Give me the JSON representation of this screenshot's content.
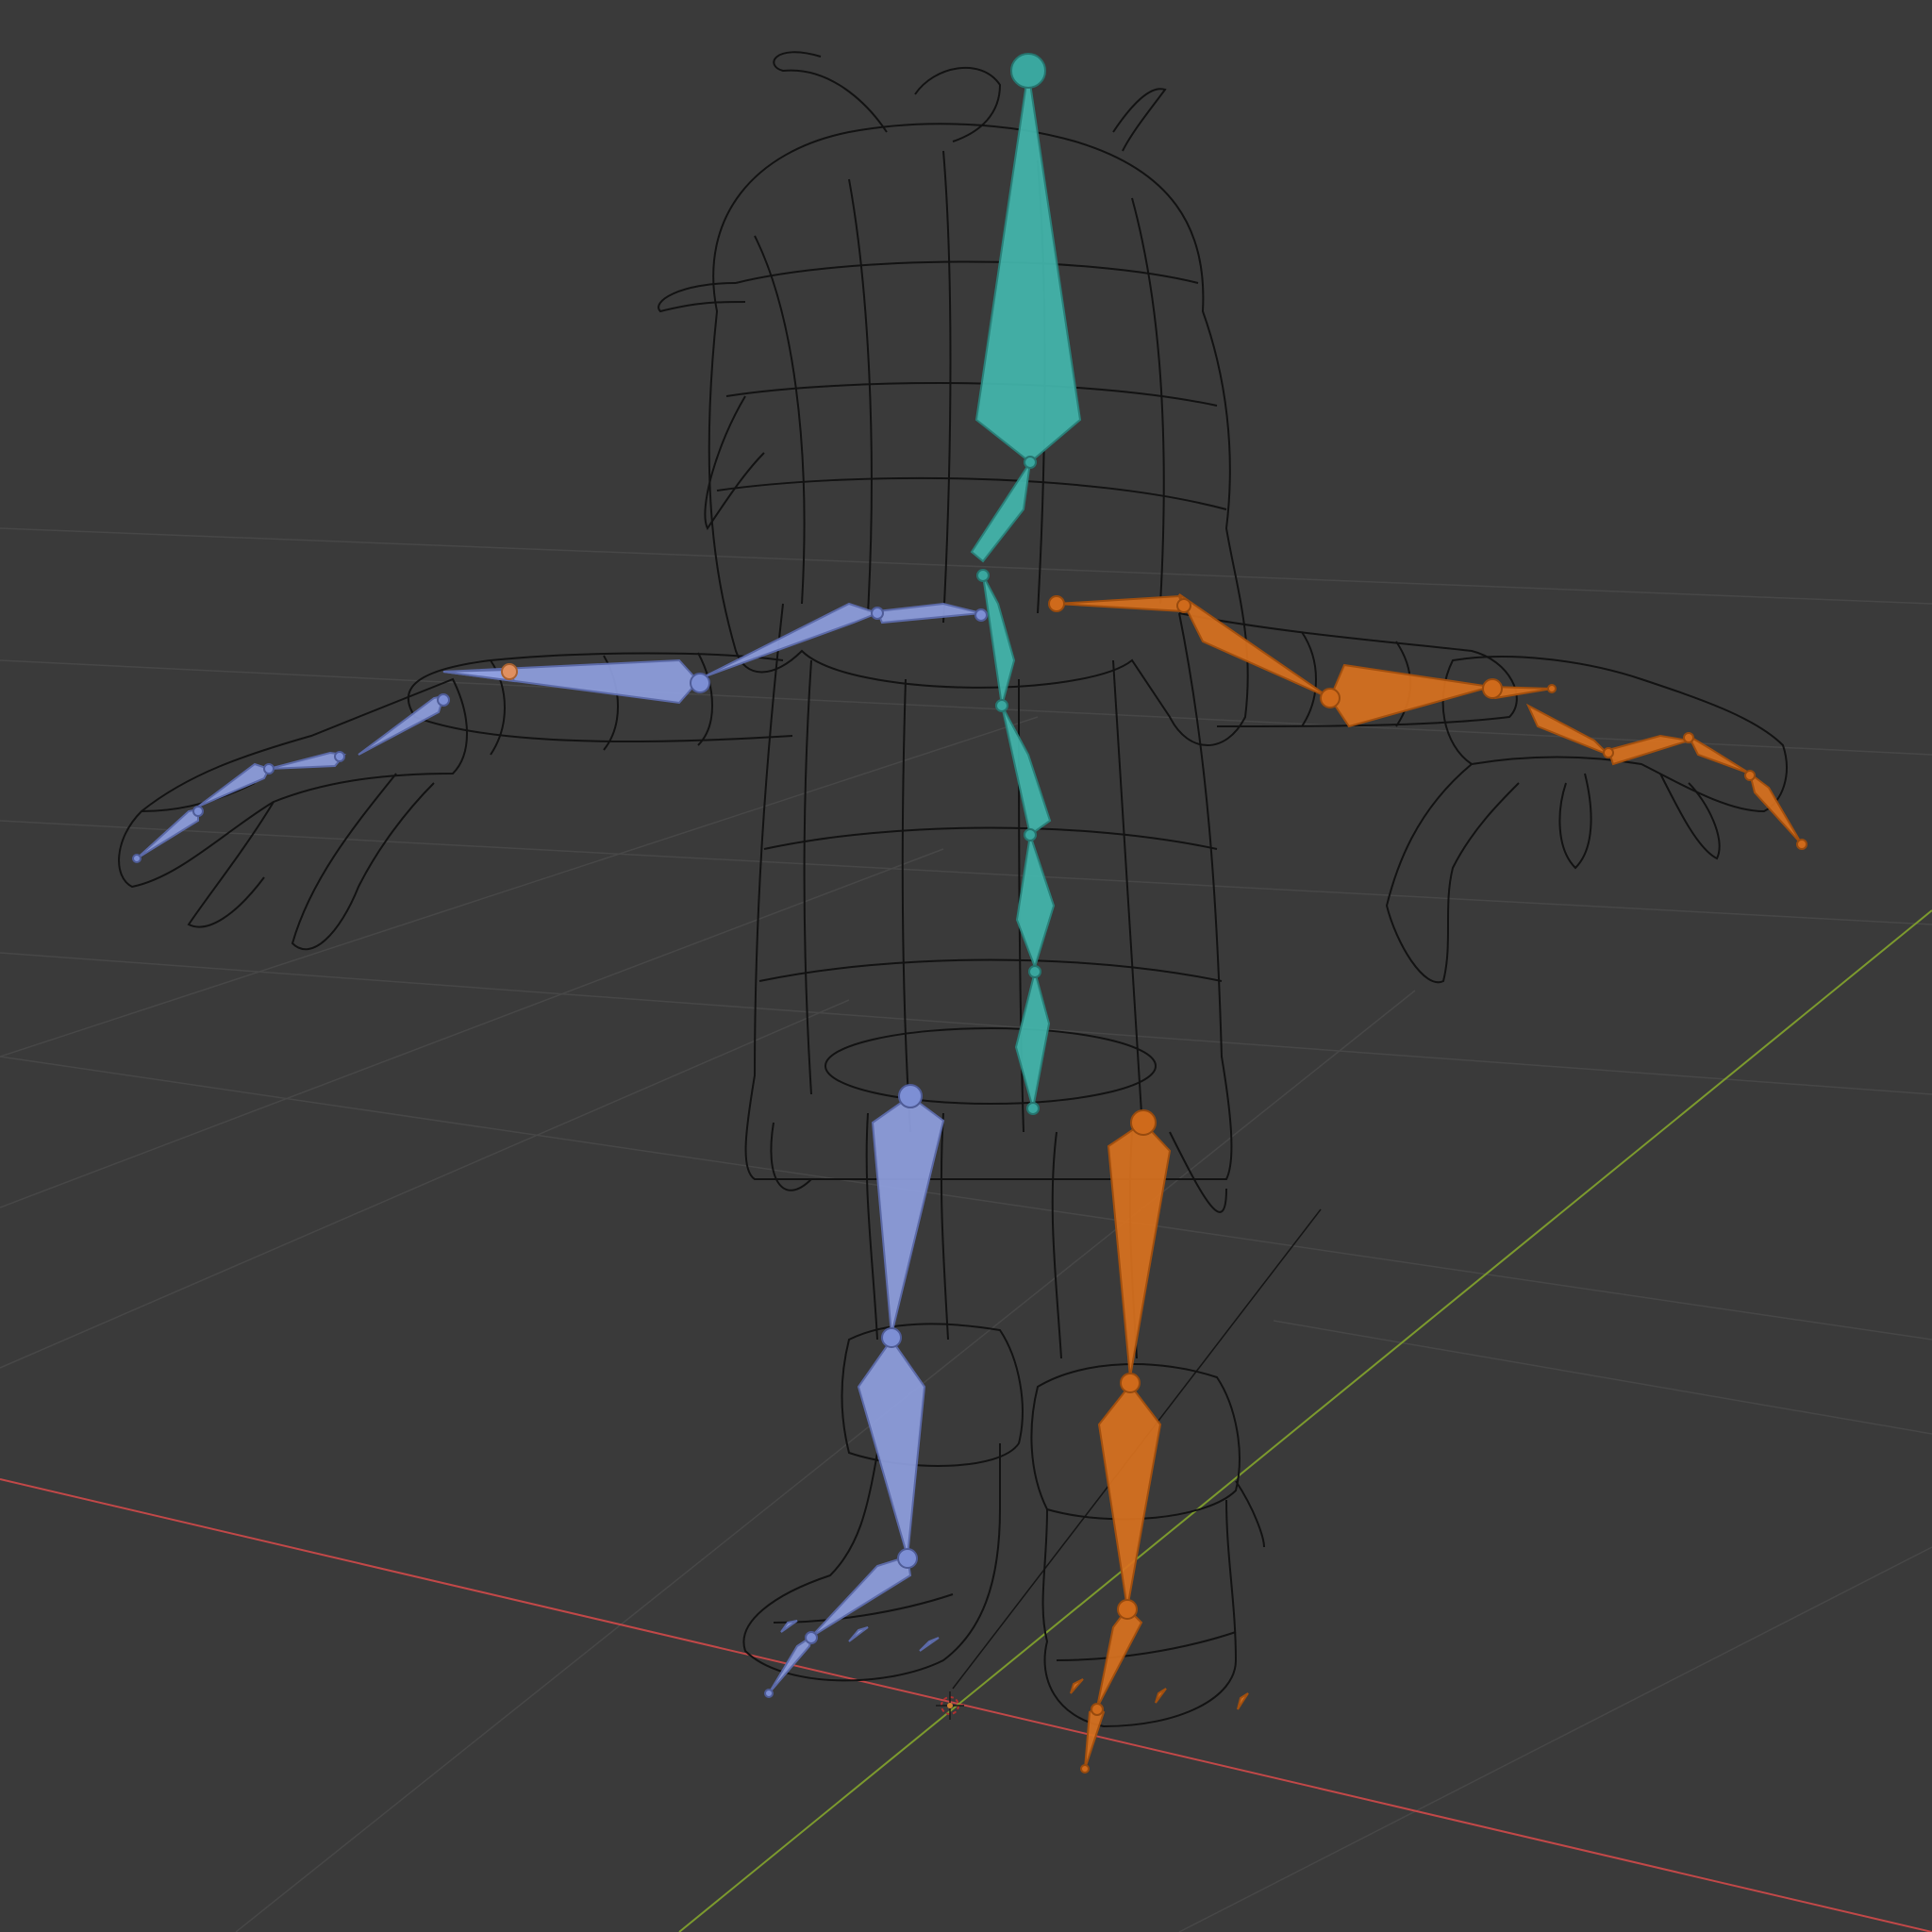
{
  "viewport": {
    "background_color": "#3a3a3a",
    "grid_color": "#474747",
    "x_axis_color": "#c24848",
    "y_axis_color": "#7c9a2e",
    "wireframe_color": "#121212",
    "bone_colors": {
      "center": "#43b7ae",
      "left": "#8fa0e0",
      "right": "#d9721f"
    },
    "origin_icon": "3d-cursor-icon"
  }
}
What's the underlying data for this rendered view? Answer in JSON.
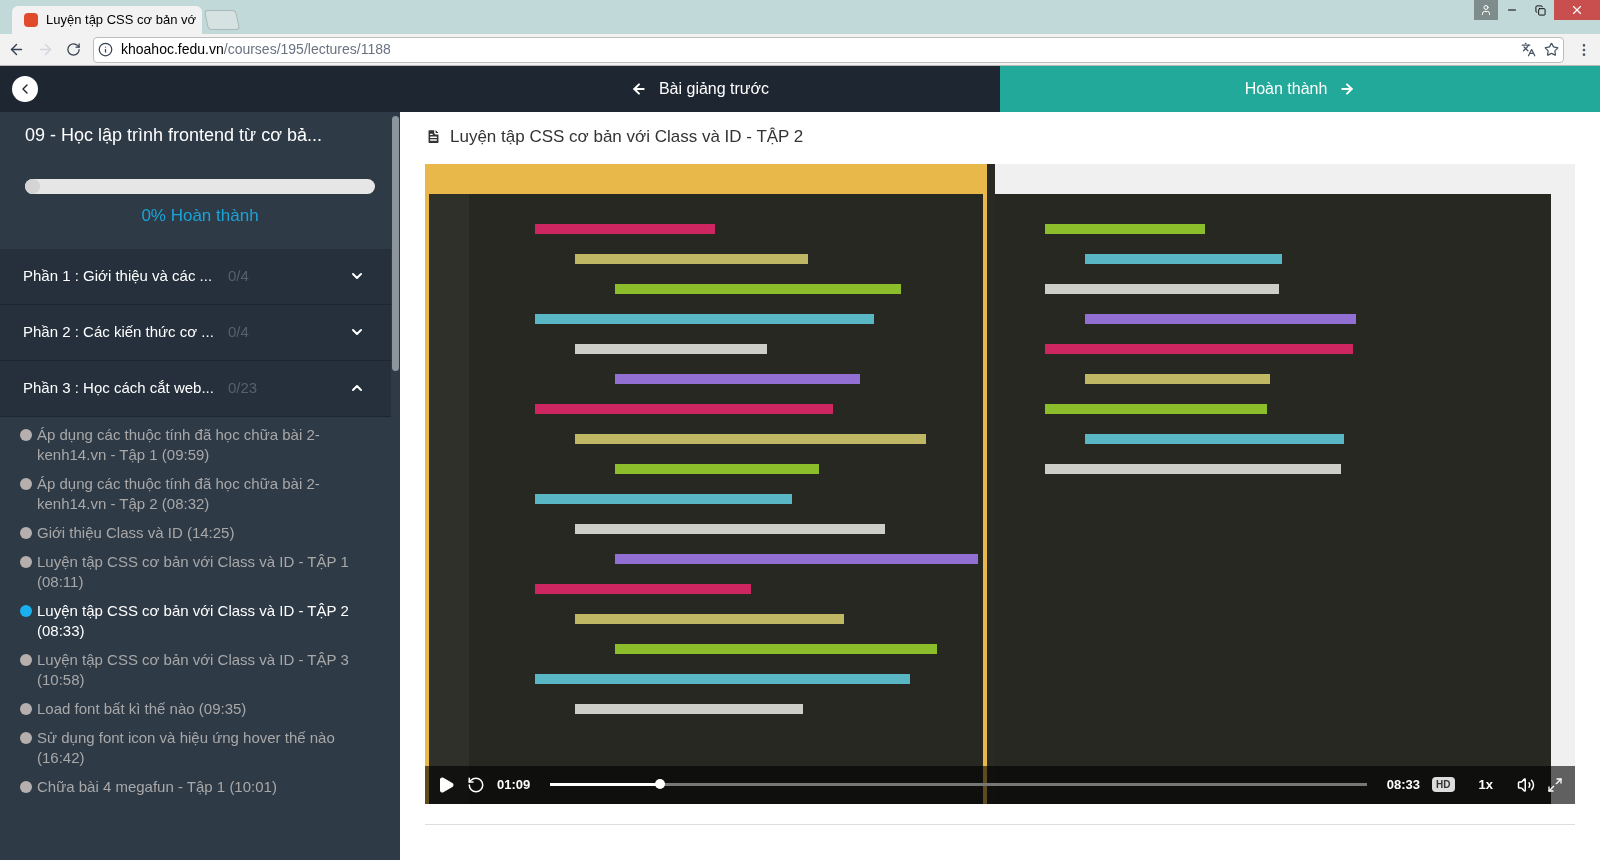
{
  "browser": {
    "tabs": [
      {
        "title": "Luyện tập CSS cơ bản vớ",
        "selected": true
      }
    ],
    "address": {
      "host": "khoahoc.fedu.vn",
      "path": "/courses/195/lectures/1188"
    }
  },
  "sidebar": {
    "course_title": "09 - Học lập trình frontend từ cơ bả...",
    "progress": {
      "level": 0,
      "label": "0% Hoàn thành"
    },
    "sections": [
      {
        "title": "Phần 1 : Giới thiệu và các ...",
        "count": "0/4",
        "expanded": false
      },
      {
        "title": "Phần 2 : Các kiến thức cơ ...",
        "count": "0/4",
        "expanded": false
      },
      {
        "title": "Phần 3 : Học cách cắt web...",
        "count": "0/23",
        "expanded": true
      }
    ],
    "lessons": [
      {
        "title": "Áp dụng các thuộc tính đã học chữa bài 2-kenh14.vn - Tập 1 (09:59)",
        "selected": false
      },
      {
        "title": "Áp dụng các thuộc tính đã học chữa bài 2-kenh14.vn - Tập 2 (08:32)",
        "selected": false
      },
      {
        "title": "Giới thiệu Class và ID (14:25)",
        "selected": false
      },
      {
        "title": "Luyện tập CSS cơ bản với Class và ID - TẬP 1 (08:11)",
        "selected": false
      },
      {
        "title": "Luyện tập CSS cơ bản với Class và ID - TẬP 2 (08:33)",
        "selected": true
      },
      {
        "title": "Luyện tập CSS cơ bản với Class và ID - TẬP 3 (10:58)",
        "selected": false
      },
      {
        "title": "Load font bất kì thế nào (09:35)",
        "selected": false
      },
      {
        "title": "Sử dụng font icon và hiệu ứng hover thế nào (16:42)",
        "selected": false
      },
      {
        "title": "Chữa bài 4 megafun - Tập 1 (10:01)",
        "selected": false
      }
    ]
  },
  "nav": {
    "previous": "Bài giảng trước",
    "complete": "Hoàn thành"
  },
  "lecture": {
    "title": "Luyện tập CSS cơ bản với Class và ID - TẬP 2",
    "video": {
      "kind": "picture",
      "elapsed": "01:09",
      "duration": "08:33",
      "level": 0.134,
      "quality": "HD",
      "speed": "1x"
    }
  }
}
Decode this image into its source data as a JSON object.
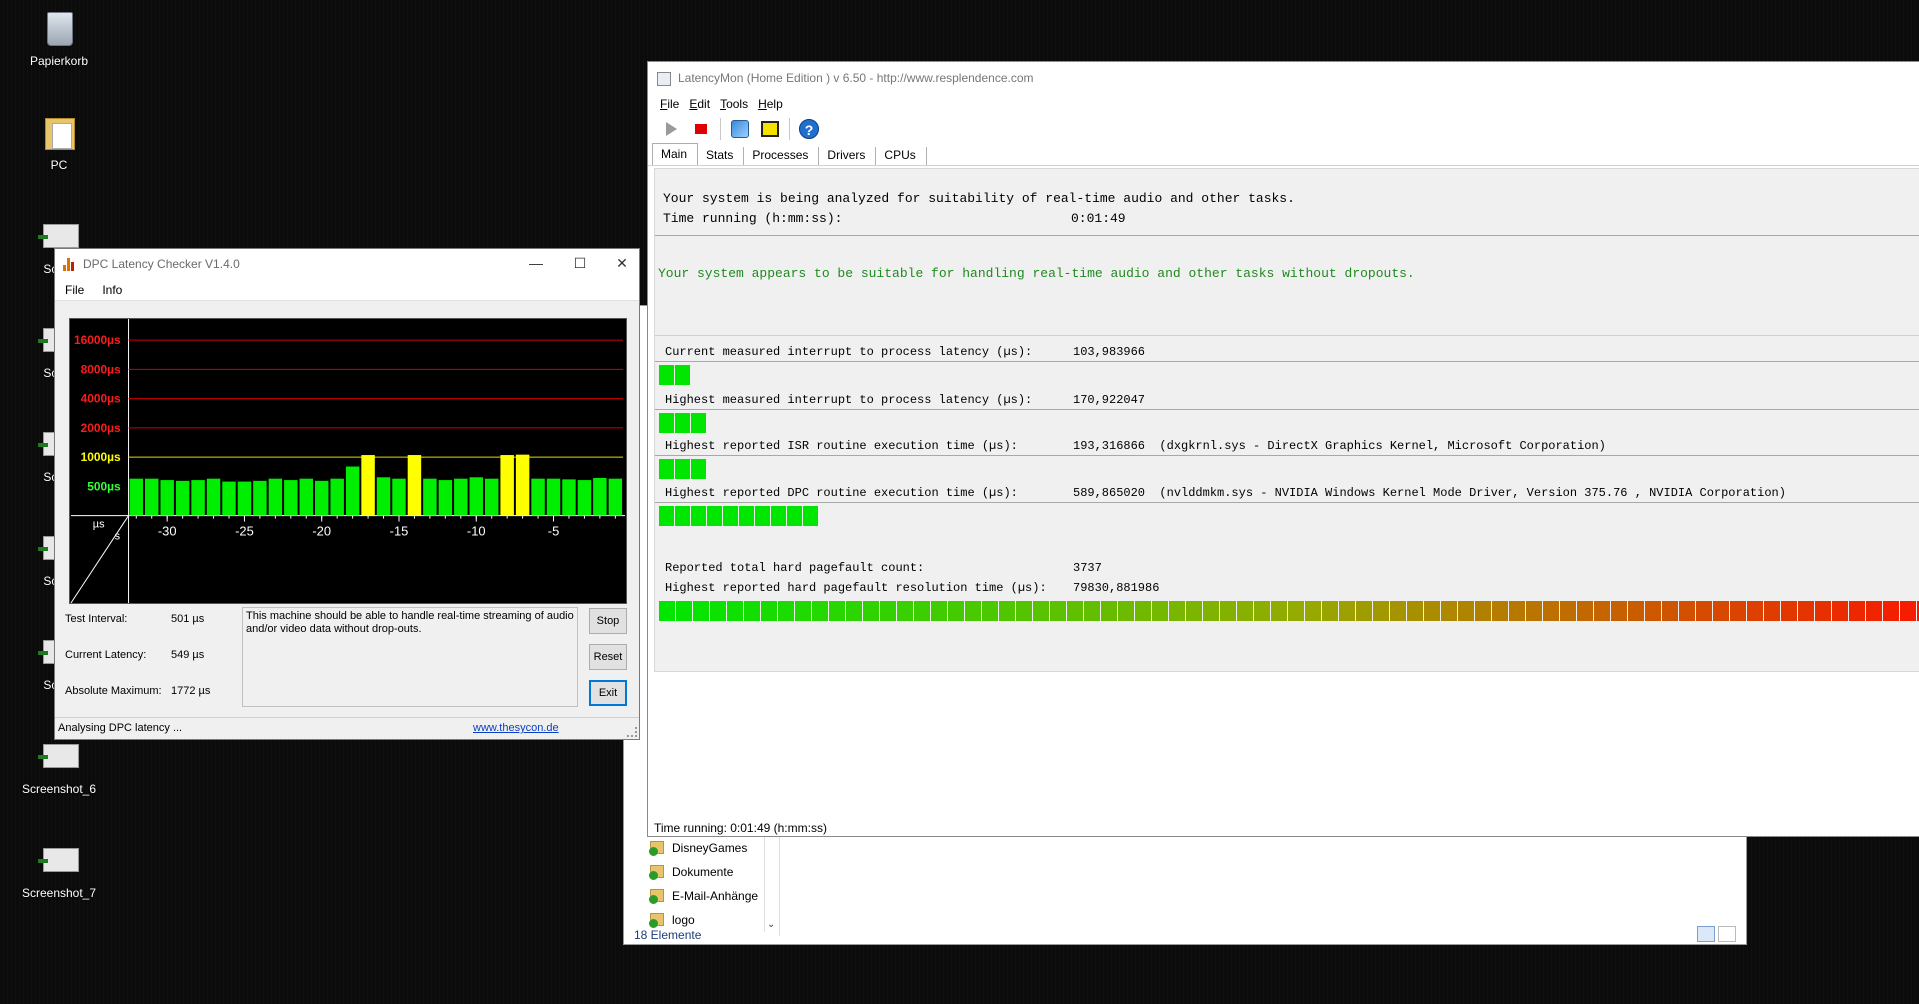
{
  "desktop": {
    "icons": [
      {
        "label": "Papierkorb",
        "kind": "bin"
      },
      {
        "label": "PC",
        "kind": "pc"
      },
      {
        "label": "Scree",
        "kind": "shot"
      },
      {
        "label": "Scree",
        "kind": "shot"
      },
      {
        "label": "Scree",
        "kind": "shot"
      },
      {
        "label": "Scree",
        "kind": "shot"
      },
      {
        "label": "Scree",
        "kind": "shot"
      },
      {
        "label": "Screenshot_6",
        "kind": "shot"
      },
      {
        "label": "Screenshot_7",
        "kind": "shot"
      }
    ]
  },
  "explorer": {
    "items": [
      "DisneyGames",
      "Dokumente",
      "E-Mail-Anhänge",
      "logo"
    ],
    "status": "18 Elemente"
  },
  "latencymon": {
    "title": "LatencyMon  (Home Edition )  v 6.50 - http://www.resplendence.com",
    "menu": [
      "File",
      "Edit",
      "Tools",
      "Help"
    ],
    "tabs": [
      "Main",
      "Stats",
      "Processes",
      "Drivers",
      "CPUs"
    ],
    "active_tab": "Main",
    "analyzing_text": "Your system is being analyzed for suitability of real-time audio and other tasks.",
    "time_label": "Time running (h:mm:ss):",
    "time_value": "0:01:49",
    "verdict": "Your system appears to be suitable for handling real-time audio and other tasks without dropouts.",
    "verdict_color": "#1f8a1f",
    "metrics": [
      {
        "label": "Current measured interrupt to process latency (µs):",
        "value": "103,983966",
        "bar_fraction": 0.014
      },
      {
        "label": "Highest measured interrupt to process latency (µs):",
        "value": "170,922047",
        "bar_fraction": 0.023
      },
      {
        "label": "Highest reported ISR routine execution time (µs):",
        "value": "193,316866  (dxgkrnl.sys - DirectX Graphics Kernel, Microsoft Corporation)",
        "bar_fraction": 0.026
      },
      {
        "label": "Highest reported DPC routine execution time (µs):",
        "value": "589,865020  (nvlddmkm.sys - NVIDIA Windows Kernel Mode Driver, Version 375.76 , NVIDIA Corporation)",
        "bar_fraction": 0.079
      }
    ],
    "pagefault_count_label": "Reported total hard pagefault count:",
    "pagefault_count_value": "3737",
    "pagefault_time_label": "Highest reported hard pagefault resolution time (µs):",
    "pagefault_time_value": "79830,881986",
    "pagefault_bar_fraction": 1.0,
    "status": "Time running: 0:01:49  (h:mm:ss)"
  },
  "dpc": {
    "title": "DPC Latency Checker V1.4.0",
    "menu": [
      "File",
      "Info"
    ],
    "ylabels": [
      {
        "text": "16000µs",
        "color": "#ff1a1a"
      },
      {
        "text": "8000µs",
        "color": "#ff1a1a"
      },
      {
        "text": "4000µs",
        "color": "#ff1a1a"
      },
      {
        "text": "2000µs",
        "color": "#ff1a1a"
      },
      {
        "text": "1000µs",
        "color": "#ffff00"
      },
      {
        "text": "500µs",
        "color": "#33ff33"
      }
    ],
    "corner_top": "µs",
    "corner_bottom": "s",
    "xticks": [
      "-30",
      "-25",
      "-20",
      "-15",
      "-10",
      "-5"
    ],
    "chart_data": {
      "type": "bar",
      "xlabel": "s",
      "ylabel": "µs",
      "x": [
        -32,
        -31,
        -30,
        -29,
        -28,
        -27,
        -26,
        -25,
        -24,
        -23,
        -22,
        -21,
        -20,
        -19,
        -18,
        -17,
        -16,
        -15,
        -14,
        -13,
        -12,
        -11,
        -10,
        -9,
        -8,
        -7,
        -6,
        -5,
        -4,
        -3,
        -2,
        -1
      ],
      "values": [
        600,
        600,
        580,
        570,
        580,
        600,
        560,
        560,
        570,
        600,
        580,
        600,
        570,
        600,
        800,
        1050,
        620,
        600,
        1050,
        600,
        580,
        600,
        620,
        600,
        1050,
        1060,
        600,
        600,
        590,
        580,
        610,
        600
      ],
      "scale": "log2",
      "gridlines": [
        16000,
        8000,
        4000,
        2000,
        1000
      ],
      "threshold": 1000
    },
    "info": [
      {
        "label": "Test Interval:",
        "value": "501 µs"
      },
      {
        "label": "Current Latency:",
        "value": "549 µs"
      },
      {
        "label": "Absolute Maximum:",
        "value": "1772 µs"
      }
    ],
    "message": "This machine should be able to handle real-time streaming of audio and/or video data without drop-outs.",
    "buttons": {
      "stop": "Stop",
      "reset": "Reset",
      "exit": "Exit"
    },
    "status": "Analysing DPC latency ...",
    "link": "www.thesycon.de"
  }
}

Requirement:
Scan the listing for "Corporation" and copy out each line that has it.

Reply to the task:
        "value": "193,316866  (dxgkrnl.sys - DirectX Graphics Kernel, Microsoft Corporation)",
        "value": "589,865020  (nvlddmkm.sys - NVIDIA Windows Kernel Mode Driver, Version 375.76 , NVIDIA Corporation)",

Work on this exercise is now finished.